Annie Hall‘s longevity – and ultimately brilliance – lies in Allen’s candid and disarmingly human approach to connection. At its essence, the film is essentially a romantic comedy, but the coy choice to retell narrative in slapdash memory gives our protagonist Alvy Singer (Allen) the opportunity to convolute proceedings. We see, learn, and adapt to his way of thinking; our story scripted around a rude, selfish, destructive, and intolerant comedian, who cannot fathom why his relationship with the titular Annie Hall (Diane Keaton) broke down one year ago. The interplay dialogue between the two leads – who were very much in a real relationship during production – is as fragrant and honest as the singular characterisation. The cinematography atop New York’s urban metropolis ensures location is an equal to those within it, and the many subtle references to Allen’s beloved Ingmar Bergman, from slight editing choices, to the absence of background music throughout, gives the film an unprecedented texture.

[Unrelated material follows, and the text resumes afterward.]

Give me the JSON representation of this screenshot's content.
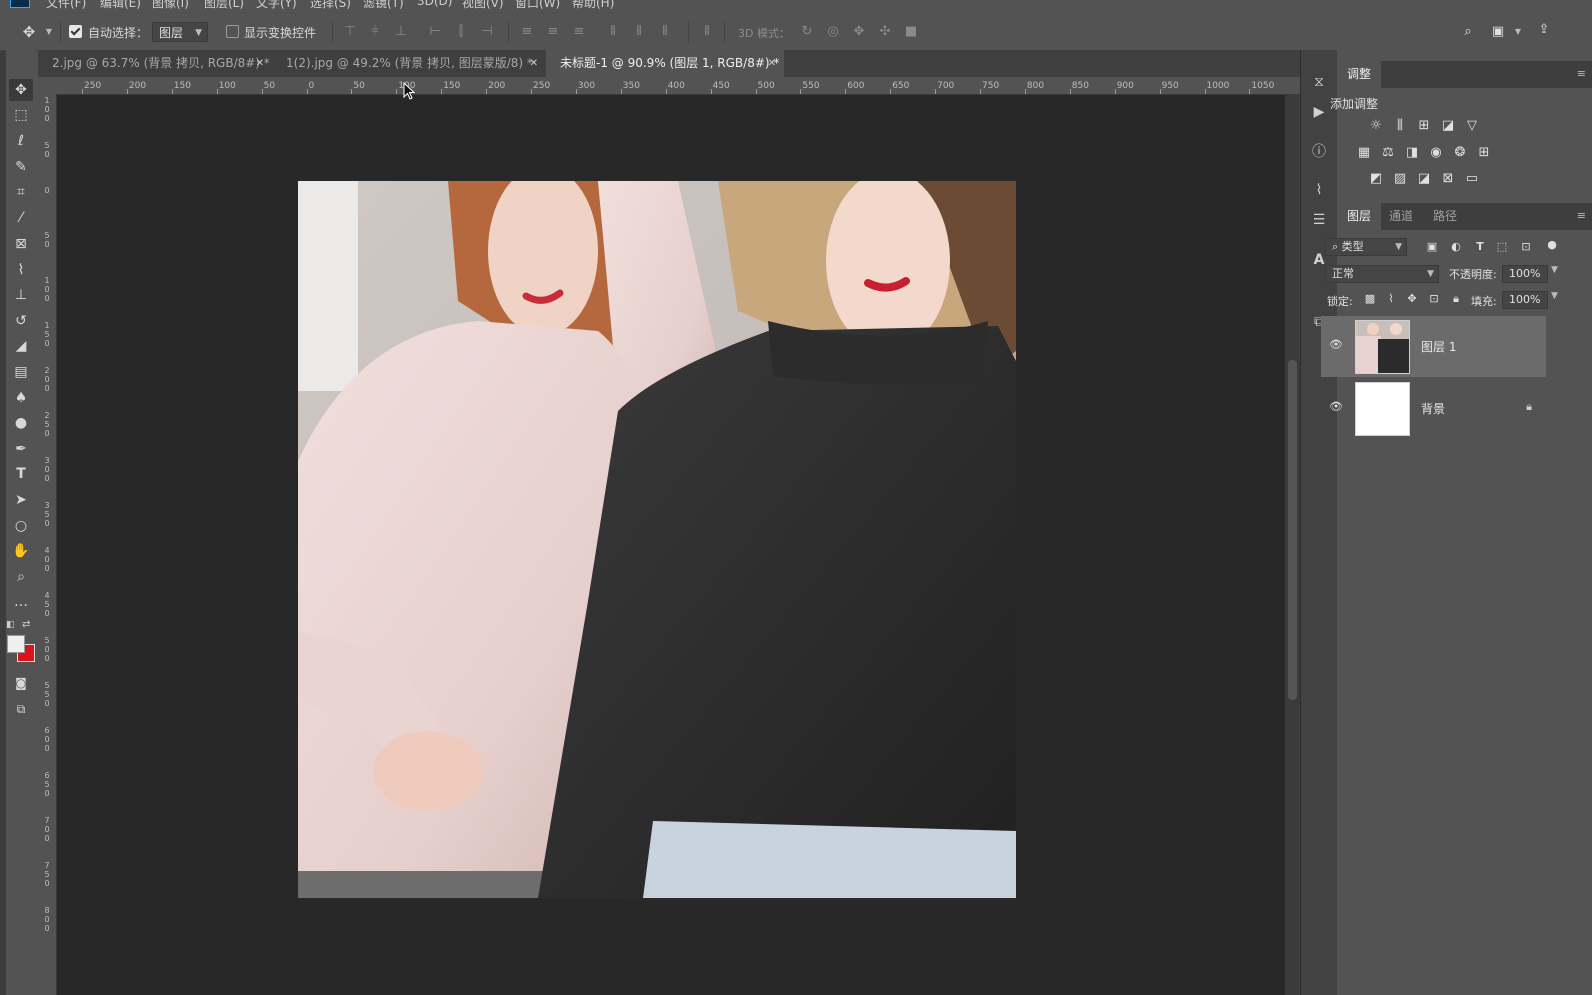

Funnily enough, Allen – ever the pessimist – actually thinks Annie Hall is one of his weaker films. He feels as though the fixation on his swirling relationship with Keaton is the only thing audiences were interested in, and now that chapter of his life is firmly shut, the film no longer has validity. Considering it is universally renowned for being everyone’s favourite film of his, one thinks he might have the wrong end of the stick…